Desktop use of the Internet is being surpassed by mobile usage, and this shift could happen within five years in the U.S. Meeker cautioned that there are some challenges ahead for Internet companies funded by advertising. Mobile ad rates are five times lower than desktop rates.
“There’s a transition going on right now … but it may take a little bit of time for mobile to get monetized as highly as desktops,” Meeker said, explaining that it will take awhile to sort out ad businesses on mobile devices.
“It’s not going to take five years like it did with the desktop Internet, this will happen quickly” — perhaps over the next 12 months, she said.
Japan has provided early evidence that mobile users can be monetized, particularly around games, she said.
Meeker said there are opportunities for consumer “white spaces” around the ear and body — basically new, natural user interfaces — and the car and TV.
Americans should be proud that they’ve reclaimed leadership in mobile operating systems, Meeker said.
“I’d sort of given up” five years ago when U.S. companies had 5 percent of the mobile OS market. Now, between Apple’s iOS, Google’s Android and Microsoft’s Windows Mobile, they have 64 percent.
At the same time, Meeker is concerned about the declining percentage of Americans paying income taxes and increasing percentage receiving federal support. She said she’s scared about the prospect of the majority of people receiving government support rather than paying taxes wonders how it will affect the country’s drive to innovate.
Private Internet companies are raising money based on “very high valuations and it makes it difficult for them to go public,” she said. The valuations also make it difficult for the companies to achieve goals that justify their valuation.
Asked about Facebook’s IPO, Meeker said the phenomenal trading volume at the opening was “a financial share tsunami” that cost the company its momentum out of the gate.
“Confidence and momentum in markets is so important,” she said.
Right now “it’s precarious to buy or sell or do anything” with Facebook stock until it settles out, but she’s confident in its long-term prospects.
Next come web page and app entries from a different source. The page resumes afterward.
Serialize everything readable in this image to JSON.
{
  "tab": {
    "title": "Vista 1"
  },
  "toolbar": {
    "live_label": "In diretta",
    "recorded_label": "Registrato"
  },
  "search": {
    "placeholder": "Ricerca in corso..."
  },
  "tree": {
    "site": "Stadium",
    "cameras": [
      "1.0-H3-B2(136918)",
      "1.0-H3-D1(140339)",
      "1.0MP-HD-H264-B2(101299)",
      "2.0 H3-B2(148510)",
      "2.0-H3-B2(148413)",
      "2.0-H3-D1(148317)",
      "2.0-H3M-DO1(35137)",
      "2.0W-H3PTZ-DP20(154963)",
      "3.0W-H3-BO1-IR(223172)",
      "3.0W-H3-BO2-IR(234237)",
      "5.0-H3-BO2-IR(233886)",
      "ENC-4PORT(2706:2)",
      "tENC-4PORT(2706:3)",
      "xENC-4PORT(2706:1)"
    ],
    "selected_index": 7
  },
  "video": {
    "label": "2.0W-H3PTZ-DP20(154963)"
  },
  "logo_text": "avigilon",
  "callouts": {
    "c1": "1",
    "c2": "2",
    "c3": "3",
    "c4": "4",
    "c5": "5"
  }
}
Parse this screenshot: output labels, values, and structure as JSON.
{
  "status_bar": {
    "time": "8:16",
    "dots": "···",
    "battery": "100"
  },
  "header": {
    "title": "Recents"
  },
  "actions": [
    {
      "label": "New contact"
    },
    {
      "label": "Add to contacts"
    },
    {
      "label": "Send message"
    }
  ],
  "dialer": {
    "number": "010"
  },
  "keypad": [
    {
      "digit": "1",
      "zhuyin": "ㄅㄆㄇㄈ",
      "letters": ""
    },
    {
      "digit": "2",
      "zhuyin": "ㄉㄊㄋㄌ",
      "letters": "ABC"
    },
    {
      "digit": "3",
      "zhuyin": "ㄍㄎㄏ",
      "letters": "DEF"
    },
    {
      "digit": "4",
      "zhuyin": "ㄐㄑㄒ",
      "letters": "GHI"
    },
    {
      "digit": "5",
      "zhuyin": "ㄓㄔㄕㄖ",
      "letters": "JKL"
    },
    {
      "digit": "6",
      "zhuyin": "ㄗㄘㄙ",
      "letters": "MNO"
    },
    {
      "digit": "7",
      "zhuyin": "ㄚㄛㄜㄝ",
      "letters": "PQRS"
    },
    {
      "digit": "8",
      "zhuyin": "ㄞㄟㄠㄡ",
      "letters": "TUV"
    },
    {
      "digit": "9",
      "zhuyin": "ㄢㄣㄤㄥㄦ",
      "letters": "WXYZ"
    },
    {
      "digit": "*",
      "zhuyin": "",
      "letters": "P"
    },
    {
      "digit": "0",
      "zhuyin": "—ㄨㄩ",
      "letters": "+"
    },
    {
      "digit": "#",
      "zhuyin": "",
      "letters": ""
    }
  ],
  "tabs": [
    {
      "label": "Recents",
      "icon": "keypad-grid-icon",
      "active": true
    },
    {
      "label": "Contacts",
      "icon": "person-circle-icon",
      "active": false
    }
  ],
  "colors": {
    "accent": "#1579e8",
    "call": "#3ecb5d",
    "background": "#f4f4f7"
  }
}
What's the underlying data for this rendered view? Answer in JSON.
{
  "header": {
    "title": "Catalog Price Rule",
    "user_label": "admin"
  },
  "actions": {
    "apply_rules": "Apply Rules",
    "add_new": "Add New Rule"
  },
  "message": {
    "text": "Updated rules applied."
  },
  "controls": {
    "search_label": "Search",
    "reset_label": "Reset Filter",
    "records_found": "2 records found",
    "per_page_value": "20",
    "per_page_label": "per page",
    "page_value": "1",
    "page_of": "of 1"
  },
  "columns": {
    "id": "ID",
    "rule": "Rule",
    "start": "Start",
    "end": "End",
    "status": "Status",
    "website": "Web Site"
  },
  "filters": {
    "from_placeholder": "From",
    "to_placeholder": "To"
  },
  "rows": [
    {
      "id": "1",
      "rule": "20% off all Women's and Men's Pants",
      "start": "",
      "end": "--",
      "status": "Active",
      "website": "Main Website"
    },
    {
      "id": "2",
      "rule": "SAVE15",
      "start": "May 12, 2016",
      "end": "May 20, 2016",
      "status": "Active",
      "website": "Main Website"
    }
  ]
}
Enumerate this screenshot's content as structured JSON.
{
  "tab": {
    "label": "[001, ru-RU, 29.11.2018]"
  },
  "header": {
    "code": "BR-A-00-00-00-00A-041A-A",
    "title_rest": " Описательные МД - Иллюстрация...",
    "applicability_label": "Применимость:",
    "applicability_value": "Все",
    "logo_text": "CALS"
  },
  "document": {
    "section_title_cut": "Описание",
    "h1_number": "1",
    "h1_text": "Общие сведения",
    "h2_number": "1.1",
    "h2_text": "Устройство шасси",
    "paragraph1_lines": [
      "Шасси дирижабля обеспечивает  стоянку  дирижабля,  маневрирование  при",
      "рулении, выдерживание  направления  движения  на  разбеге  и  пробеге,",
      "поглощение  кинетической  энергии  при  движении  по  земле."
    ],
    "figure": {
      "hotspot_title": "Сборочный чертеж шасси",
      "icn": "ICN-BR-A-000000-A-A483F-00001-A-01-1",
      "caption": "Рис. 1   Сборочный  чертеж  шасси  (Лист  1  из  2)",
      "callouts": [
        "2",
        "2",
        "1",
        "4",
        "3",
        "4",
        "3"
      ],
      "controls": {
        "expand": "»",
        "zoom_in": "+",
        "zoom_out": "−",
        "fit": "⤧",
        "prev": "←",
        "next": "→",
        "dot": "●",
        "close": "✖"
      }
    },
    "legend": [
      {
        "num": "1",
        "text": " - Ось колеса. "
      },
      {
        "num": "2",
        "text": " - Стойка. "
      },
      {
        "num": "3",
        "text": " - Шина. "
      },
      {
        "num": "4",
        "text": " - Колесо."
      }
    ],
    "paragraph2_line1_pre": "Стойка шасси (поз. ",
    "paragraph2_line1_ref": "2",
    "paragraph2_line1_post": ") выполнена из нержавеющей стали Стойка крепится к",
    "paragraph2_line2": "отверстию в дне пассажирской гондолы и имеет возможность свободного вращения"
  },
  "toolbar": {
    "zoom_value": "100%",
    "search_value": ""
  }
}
“This is a great company and it will do very well over time,” said Meeker, now an investment partner at Kleiner Perkins Caufield Byers.